guitar. So for “Lost in the Luminiferous
Ether,” I ended up playing this cheap, madein-
Tijuana nylon-string that belonged to a
girl Bill was dating. Someone recorded it on
a Sony tape deck and gave it to me. Last year,
I finally pulled out the cassette.
What kind of action do you like and do you favor
any special tunings?
The action is medium-high, I use D’Addario
light-gauge bronze strings, and my
calluses are pretty thick. I also take a lot of
calcium glutamate. People assume I use open
tunings, but I don’t find that any easier. My
favorite, which Christopher Parkening also
uses, is a simple dropped-D. My version of
“Anji” is in standard tuning.
Counterpoint on the 12-string is very difficult,
but I have strong enough hands to just
about pull it off. Fahey pushed me to use
more dissonance, and I play in odd times
within the same song. I guess I’m still influenced
by that first Fender going out of tune
all the time, because I play in Db a lot
[laughs]. My main characteristic is that I’m
willing to go out on a limb. For example,
when I do “Third Stone From the Sun,” I
go right off the fretboard. Leo Kottke and
I call it “shotgun guitar.” Leo worships Jeff
Beck, so he switched to using his nails. But
I use National steel fingerpicks. They’re
not super-comfortable, but they make it
happen for me.
Where did you get the monicker?
I was opening for the Byrds around 1973.
At that point, it was McGuinn, Clarence
White, bassist Skip Battin, and Dennis
Dragon on drums—his dad, Carmen, wrote
the soundtrack to Invasion of the Body Snatchers.
Anyway, some Hell’s Angel was heckling

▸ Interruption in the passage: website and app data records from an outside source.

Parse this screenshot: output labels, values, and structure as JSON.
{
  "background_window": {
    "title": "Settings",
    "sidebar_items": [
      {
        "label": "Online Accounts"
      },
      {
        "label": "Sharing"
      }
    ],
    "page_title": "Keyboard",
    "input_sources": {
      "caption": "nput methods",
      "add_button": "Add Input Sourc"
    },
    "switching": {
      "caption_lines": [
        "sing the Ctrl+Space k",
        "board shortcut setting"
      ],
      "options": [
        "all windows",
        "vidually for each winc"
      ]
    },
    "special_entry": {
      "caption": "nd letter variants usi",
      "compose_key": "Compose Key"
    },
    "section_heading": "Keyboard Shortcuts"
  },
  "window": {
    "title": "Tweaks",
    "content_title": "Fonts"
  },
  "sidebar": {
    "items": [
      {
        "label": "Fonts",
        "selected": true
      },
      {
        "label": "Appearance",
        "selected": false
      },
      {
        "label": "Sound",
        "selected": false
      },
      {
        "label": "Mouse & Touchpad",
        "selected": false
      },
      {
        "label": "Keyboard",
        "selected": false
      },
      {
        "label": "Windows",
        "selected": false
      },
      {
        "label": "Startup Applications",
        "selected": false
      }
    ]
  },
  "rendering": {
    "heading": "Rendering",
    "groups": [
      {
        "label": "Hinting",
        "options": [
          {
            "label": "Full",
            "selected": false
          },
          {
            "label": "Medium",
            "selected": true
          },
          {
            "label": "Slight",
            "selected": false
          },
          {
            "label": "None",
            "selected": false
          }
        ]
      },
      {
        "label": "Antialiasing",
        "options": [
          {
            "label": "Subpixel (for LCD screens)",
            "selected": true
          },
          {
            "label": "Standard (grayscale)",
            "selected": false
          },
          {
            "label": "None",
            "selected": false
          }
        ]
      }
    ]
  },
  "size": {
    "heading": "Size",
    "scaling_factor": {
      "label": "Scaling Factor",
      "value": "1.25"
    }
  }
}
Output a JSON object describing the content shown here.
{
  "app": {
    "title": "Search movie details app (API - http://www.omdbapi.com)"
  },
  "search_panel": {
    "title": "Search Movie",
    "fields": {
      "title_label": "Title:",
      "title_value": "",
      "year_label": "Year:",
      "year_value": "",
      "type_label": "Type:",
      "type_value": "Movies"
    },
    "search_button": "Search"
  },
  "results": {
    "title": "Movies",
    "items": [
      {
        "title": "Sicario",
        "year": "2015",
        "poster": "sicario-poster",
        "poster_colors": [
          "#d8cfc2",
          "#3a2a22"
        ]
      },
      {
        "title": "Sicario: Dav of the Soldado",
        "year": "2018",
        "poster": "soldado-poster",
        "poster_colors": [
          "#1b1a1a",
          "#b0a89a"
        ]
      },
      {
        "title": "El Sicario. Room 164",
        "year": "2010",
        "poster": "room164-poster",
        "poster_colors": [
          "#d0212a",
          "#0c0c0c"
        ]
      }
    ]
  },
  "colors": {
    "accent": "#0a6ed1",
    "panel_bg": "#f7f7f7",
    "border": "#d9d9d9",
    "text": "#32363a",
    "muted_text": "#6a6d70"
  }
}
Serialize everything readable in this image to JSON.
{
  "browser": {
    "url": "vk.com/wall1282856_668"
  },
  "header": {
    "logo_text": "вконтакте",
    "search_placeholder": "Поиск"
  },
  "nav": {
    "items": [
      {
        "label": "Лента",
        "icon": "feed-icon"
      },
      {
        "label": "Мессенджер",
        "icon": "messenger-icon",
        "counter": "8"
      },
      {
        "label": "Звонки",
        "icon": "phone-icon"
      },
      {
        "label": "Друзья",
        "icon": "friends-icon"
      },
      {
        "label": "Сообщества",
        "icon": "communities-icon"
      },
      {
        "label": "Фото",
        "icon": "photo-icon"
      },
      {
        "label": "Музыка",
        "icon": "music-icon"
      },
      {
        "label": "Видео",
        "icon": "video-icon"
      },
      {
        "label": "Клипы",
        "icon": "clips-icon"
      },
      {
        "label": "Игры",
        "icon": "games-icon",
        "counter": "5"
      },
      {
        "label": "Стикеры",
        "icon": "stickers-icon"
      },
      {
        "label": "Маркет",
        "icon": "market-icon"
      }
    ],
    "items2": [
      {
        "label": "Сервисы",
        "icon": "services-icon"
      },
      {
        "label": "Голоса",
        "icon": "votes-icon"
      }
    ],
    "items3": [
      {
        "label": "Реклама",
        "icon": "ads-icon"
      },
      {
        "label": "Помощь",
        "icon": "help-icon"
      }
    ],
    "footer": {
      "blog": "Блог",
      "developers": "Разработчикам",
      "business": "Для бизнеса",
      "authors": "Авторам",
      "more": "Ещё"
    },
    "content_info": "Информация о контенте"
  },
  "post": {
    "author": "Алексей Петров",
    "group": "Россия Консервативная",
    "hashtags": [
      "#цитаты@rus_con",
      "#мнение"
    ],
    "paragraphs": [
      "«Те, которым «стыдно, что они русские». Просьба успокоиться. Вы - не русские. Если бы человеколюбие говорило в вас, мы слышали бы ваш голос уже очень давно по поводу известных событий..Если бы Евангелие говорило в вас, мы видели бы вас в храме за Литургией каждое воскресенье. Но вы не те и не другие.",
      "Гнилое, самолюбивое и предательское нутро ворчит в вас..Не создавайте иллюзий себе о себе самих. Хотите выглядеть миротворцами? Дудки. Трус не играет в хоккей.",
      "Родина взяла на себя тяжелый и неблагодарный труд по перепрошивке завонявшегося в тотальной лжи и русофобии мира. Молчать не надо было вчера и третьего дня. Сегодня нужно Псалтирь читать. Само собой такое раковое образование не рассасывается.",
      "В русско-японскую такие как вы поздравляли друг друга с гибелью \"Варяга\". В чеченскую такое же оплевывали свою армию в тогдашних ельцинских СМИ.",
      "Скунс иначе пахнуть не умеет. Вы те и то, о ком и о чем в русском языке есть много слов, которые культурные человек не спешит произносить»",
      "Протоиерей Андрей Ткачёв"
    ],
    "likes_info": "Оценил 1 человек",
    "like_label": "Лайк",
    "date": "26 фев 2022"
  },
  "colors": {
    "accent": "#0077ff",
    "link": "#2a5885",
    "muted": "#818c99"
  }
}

me and I shot something equally vulgar at
him. We had it going back and forth. Thirty
thousand people were laughing, but I never
got to finish my set. I was using my original
initials then—T.L. Englehardt—and the next
day, there was a review and the writer said,
“I don’t know what T.L. is for, but it might
as well stand for Too Loose.”
Why did this resurgence take so long to
I got disillusioned and lost my own
momentum. I skipped the whole Windham
Hill era, and took a sabbatical from the New
Age. So now I’m doing Old Age instead. It
took me 30 years to put out three records.
But as I got older, I was able to deal with
pressure better and realized I could be more
prolific if I needed to be. But you know, guitarists
have a wonderful memory. If you do
something great, the players remember.
What next, a surf band?
This record’s certainly a reflection on the
years I disappeared. I think I need to let more
people know this side of me before I go off
on some other tangent. I have to be careful:
I’m the new guy again!